Common Pacific mangrove reported in the Colombian Caribbean
UNal researchers claim that presence of certain Pacific Caribbean Basin mangrove species stress the need to preserve them as distribution in the northern coast is very restricted.Bogotá D. C., 26 de marzo de 2014 — Agencia de Noticias UN-
Pelliciera rhizophorae fruit of the Pacific plant which was also discovered in the Colombian Pacific. Unimedios
Amongst the recorded flora species of Colombian coastal lagoons there are two species which are very important for the mangroves of the country: Pelliciera rhizophorae also known as the tea mangrove and Prioria copaifera or cativa.
According to UNal-Bogotá Biological Sciences doctoral candidate Denisse Viviana Cortés, they have records of this type of flora in the Province of Córdoba, in the area of Caño Salado and the Ostional and Corozal lagoons.
Although these species are Neotropical and thrive in mangrove areas they have also been recorded in Pacific areas such as the Ensenada de Utría (Province of Chocó) Natural Park, UNal researchers claim that presence of said species stress the importance of preserving the mangroves of the region, as their distribution in the Caribbean basin is very restricted.
Presence of Pelliciera rhizophorae mangroves and associations of Prioria copaifera with Rhizophora mangroves in the Province of Córdoba not only evidence an ancient connection between the Pacific and Caribbean regions, but also represent interest centers for preservation of these species.
According to assessments performed by the International Union for Conservation of Nature on the Red Books of Colombian flora, these mangroves are currently threatened.
“Given its importance some areas of the Province of Cordoba have been allotted a special management figure, as conservational areas or non-forest sustainable-use areas,” said Denisse Viviana Cortés.
However researchers suggest extending these figures to other regions where these species also thrive.
“It is important to maintain these areas because vegetation is the skeleton of ecosystems and we don’t know what would happen if they cease to exist.
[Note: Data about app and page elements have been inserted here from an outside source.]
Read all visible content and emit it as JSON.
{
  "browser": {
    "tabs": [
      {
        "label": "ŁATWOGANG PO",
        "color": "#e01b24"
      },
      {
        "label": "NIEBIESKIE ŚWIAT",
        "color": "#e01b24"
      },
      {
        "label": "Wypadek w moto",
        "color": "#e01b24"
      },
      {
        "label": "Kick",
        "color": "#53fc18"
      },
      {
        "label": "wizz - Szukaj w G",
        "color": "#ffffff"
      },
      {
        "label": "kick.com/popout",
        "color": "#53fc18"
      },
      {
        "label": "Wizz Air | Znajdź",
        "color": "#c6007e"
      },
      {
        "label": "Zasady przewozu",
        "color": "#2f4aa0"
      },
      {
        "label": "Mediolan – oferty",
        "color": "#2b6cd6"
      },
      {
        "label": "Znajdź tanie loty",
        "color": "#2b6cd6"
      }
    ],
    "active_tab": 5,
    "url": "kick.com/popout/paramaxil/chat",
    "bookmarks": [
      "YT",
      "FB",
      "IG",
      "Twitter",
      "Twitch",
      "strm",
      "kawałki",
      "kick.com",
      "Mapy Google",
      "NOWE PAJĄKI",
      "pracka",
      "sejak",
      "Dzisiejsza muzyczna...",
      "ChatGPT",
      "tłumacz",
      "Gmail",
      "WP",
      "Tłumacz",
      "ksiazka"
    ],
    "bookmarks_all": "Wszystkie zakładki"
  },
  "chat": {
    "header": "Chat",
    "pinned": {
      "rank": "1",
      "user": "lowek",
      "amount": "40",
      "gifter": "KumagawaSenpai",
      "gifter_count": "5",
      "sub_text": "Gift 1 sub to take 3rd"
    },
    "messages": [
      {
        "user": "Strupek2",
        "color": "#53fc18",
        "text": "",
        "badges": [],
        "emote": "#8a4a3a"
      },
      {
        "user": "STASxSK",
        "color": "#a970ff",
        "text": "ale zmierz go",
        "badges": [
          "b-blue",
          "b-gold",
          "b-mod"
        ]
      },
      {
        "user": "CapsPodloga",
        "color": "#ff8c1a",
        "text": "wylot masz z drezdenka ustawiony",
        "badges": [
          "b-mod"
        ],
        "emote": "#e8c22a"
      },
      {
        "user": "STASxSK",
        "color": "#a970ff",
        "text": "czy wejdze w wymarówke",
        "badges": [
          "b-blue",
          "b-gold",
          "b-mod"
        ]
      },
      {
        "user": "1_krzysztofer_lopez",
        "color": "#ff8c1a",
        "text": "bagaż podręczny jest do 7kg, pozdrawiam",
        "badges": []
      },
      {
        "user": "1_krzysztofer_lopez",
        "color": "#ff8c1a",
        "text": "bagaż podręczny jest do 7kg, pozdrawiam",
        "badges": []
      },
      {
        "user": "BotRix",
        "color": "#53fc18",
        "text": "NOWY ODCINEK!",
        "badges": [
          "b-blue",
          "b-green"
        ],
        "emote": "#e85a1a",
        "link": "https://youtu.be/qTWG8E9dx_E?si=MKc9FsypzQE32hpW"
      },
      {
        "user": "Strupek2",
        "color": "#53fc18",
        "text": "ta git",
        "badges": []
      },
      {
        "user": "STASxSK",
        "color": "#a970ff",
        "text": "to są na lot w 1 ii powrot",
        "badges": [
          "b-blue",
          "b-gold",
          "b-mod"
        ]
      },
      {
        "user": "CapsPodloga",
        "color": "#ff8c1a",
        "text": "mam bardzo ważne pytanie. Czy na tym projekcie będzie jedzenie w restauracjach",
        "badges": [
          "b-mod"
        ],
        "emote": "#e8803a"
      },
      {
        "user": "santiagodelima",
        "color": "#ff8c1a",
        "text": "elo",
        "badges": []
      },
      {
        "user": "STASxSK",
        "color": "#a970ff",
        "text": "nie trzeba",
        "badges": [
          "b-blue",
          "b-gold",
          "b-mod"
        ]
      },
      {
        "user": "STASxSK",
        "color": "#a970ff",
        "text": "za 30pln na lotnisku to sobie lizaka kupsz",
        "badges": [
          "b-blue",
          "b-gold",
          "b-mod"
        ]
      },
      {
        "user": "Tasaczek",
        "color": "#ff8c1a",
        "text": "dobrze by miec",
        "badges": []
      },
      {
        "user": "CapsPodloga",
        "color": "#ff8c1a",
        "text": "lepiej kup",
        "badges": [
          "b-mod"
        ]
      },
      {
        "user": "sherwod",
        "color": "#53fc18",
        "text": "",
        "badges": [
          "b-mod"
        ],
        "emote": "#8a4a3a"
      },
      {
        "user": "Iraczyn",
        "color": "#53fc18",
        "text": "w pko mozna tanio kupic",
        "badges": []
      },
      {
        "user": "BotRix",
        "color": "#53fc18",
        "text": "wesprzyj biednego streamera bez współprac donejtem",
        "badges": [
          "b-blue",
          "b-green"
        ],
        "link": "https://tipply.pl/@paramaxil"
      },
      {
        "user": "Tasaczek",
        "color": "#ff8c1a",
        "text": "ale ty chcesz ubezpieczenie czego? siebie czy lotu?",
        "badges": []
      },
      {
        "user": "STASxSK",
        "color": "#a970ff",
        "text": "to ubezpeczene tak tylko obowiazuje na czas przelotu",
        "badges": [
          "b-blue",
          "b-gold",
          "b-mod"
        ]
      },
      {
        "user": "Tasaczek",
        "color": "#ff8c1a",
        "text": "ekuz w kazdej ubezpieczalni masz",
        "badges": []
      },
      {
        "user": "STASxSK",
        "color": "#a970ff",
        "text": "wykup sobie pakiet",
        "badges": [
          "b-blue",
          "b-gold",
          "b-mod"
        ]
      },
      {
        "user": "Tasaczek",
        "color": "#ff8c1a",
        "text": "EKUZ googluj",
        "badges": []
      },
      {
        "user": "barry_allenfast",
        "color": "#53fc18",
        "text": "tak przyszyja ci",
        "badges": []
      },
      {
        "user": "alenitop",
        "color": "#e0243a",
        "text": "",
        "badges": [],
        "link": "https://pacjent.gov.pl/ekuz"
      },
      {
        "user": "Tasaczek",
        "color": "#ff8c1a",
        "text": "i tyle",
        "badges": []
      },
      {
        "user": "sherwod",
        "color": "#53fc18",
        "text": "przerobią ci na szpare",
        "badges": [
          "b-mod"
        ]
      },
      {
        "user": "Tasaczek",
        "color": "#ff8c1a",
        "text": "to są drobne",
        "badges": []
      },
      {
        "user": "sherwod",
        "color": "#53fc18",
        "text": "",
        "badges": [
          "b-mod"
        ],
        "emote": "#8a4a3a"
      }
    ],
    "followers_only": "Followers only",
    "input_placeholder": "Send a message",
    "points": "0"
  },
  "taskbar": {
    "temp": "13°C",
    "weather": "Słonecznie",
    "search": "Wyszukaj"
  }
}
We know this would impact fauna and the environmental services provided by the mangroves could also diminish,” said Cortés.
Caño Salado, a place where Pelliciera rhizophorae thrives has the most amount of mangroves of the Caribbean region, with a total of four species and a fern. Rhizophora mangle, Laguncularia racemosa and Avicenia germinans are part of the flora of the region.
“In this region people are very aware on the importance of mangroves for their sustenance and local economy; hence they work alongside the Regional Autonomous Corporation of Sinú and San Jorge Valleys for its care and preservation,” said Cortés, whom has traveled great part of the Colombian Caribbean characterizing and recording mangrove flora.
Essential for the ecosystem
The plant component is not the only thing the UNal Sciences Faculty Natural Sciences Institute’ Biodiversity and Conservation Research Group studies in these areas. They also research sedimentation, a natural process important for lagoons.
“Research on sedimentation and stratigraphy in mangroves is important for the evolution of plant groups (mangroves and marshy forests), in defining the coastal line and understanding natural and anthropic phenomena (climatic change),” said Natural Sciences Institute Professor and member of the research group Alexis Jaramillo.
Sedimentation variation also contributes to variation of mangrove environmental conditions. For example the Ciénaga Grande of Santa Marta has fine material like sand, while the lagoons of Tayrona have coral, fragments and breakings.
“Mangroves are diverse and each one contributes rich and diverse knowledge, which all together will make up valuable regional and national tools for essential decision making regarding the effects of climate change in coastal areas of our country,” said Jaramillo.(Por: Fin/DSGM/CAPG/AC